### Work to complete
Find the word "data" in the listing below, then return every line it appears in.

"""

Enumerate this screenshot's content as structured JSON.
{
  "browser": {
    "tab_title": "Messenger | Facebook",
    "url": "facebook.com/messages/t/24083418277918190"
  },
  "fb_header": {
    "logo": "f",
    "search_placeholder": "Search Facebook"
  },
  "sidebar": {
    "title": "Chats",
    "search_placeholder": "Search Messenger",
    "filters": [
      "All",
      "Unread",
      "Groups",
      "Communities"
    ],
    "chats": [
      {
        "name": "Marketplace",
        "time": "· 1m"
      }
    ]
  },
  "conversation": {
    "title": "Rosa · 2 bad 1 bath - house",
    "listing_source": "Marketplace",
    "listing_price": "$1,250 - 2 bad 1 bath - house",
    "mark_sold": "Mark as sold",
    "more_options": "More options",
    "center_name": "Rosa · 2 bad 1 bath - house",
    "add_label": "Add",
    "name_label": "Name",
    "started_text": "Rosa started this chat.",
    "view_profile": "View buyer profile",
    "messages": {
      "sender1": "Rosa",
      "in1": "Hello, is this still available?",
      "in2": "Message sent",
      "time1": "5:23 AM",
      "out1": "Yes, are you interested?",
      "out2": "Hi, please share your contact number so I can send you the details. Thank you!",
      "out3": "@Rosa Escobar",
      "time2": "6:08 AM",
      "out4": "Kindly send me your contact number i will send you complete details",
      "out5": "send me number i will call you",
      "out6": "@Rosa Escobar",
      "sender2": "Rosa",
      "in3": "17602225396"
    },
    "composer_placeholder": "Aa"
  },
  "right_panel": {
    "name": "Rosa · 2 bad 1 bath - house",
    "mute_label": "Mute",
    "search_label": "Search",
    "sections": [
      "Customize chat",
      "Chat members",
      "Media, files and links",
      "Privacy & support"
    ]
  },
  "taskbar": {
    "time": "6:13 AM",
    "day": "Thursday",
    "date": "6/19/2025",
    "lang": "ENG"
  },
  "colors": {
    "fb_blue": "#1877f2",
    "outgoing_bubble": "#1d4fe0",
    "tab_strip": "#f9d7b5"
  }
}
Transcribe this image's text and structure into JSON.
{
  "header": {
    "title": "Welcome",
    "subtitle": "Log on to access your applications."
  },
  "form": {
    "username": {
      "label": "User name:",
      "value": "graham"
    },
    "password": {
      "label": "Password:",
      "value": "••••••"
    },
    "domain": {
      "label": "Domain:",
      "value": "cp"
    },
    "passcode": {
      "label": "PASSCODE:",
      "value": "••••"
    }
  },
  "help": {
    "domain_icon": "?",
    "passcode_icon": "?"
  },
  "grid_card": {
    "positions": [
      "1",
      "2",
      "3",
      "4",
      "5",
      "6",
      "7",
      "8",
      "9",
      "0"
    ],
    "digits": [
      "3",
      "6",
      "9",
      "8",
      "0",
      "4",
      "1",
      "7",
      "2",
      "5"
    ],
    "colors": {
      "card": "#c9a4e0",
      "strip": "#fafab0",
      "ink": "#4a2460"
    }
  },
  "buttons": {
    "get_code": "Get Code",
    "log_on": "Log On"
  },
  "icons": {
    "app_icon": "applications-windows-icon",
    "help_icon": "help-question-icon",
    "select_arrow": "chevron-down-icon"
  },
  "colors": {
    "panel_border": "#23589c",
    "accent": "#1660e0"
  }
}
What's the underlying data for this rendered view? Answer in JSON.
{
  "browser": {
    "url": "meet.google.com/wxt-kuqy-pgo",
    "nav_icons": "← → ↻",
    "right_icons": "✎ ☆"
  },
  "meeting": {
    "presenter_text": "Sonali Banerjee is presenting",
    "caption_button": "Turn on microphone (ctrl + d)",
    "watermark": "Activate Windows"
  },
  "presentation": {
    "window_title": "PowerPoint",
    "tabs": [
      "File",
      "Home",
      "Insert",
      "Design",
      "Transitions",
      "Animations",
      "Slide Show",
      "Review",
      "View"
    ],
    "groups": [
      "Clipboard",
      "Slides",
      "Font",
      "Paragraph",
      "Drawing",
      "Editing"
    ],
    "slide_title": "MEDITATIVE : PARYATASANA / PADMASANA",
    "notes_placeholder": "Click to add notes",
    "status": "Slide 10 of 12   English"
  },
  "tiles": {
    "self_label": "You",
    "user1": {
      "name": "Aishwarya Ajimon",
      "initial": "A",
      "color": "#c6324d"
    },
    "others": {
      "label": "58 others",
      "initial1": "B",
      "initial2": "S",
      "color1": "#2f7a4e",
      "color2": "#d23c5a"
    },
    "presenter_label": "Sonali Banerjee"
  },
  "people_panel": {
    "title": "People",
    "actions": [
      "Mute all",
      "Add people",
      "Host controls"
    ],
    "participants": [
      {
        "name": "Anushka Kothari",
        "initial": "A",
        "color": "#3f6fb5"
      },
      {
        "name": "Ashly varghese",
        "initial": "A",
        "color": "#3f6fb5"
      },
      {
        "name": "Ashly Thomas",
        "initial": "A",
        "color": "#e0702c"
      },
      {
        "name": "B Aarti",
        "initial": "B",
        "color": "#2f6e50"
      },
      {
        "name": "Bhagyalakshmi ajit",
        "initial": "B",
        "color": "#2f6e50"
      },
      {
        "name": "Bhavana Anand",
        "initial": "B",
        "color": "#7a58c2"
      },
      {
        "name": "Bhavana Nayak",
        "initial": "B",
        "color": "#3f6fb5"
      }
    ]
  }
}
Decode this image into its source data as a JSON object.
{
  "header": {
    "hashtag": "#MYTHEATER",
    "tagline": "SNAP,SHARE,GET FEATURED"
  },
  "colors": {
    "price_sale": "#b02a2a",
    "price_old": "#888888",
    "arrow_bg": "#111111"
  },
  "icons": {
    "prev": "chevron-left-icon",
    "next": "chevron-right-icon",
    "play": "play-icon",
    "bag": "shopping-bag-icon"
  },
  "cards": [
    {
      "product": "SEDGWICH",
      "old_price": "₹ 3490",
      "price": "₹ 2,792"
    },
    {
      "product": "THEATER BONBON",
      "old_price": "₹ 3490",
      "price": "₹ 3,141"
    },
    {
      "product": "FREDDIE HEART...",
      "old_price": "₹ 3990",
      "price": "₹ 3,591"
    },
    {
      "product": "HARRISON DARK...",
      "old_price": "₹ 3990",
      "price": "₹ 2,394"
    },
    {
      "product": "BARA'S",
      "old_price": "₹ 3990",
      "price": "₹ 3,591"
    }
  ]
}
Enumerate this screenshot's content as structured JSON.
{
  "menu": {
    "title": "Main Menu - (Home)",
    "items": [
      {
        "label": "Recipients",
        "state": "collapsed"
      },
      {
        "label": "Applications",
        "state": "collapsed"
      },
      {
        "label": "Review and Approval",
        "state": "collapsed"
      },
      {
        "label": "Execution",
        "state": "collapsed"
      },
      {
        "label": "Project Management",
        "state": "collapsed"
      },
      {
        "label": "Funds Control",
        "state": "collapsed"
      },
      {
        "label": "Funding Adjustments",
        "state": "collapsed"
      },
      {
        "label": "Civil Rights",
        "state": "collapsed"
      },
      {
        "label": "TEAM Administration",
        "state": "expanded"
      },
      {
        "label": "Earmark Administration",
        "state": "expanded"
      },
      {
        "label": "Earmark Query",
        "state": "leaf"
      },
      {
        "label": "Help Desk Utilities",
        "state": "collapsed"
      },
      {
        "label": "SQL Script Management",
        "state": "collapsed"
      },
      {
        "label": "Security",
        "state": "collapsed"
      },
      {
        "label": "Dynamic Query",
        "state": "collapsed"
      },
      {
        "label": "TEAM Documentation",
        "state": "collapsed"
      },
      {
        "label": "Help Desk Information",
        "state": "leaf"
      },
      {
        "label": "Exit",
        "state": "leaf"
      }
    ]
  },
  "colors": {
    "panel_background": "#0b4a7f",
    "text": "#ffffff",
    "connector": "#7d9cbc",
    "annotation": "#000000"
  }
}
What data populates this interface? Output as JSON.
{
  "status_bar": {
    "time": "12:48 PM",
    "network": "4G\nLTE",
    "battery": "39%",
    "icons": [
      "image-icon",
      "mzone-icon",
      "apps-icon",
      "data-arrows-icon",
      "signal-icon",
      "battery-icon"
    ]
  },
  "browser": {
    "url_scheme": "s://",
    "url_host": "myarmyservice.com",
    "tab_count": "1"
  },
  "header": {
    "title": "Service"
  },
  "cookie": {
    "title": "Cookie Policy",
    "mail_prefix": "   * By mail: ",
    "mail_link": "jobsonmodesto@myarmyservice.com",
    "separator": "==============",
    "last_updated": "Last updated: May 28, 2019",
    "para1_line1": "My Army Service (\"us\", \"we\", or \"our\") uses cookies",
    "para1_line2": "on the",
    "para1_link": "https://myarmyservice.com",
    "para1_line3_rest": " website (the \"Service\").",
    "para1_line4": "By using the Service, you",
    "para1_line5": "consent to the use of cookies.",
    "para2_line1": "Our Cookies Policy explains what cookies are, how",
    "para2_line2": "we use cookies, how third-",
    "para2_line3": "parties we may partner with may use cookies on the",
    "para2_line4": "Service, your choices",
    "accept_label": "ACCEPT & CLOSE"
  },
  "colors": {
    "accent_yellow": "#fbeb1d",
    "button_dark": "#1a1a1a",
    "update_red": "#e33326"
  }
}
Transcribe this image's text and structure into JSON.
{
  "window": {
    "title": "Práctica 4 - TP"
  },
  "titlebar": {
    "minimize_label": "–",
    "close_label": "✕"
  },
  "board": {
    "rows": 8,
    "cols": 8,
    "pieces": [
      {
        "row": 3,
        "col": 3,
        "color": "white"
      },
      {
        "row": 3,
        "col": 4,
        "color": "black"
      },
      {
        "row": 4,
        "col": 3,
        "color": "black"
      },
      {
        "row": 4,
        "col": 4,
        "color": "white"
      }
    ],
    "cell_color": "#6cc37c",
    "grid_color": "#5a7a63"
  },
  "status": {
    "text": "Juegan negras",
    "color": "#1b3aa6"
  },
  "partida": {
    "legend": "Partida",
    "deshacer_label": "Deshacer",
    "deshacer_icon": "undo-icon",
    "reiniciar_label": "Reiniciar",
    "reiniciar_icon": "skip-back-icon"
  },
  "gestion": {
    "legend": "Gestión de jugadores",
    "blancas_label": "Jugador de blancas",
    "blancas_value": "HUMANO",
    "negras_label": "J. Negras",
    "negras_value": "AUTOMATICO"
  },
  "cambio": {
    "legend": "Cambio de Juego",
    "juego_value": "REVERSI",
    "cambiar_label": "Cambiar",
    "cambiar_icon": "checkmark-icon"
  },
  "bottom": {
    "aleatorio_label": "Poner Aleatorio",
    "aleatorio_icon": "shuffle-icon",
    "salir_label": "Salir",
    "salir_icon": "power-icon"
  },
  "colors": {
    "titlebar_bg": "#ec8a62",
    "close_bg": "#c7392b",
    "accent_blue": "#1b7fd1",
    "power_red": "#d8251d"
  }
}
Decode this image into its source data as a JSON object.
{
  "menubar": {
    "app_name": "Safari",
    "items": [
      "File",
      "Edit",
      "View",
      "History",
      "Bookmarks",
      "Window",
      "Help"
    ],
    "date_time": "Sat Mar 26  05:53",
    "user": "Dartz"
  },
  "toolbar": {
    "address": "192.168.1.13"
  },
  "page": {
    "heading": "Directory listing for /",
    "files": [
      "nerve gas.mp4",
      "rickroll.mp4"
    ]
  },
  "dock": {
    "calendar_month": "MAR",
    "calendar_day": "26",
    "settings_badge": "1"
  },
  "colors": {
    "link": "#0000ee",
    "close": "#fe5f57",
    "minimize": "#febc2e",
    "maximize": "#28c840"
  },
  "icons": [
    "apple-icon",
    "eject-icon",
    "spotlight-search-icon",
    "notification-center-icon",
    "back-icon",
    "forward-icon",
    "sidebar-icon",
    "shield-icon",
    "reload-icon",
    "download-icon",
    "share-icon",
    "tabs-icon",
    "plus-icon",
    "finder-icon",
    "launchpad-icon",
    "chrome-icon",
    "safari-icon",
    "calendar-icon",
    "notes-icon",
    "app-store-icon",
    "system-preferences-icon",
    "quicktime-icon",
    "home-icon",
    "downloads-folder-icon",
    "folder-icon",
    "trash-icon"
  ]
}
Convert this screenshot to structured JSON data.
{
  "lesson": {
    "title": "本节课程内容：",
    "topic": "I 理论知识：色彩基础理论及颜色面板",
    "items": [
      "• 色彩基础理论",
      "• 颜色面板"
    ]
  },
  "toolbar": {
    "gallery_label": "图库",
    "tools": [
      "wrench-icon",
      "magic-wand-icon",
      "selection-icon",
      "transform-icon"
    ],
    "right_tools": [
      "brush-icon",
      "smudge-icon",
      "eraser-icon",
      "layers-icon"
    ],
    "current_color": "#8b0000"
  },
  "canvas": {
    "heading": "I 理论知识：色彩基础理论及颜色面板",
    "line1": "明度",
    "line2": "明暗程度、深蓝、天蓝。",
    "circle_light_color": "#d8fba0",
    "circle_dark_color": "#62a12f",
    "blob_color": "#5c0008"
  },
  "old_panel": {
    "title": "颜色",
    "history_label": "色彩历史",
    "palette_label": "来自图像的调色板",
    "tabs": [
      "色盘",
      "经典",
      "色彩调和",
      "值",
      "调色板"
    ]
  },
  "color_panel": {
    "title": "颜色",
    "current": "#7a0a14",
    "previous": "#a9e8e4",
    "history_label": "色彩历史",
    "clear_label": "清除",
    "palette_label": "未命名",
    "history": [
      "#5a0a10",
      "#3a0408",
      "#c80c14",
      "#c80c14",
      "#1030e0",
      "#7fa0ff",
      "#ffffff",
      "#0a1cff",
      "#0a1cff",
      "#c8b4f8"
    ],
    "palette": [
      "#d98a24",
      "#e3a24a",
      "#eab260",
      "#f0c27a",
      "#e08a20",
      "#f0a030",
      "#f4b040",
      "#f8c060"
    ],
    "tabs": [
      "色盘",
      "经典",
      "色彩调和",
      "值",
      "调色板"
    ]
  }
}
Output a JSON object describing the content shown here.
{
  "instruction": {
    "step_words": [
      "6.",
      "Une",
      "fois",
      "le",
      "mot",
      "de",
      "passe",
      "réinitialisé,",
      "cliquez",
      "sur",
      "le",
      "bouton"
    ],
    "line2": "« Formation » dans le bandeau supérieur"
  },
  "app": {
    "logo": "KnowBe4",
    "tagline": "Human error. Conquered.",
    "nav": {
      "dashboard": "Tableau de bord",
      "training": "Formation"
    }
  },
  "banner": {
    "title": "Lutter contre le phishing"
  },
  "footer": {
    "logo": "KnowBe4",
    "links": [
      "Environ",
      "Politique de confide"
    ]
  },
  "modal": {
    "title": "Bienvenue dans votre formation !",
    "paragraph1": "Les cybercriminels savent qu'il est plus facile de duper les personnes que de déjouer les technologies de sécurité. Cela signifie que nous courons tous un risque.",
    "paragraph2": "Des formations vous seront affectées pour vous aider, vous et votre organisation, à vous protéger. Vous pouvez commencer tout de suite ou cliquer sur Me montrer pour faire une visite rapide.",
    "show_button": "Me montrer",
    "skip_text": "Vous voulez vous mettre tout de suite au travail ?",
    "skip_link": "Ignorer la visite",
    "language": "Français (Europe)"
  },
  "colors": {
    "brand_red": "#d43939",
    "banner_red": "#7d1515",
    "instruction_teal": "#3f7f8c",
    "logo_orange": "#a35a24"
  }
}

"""

### Finished task
What's the underlying data for this rendered view? Answer in JSON.
Decode this image into its source data as a JSON object.
What data populates this interface? Output as JSON.
      "data-arrows-icon",
Decode this image into its source data as a JSON object.
Convert this screenshot to structured JSON data.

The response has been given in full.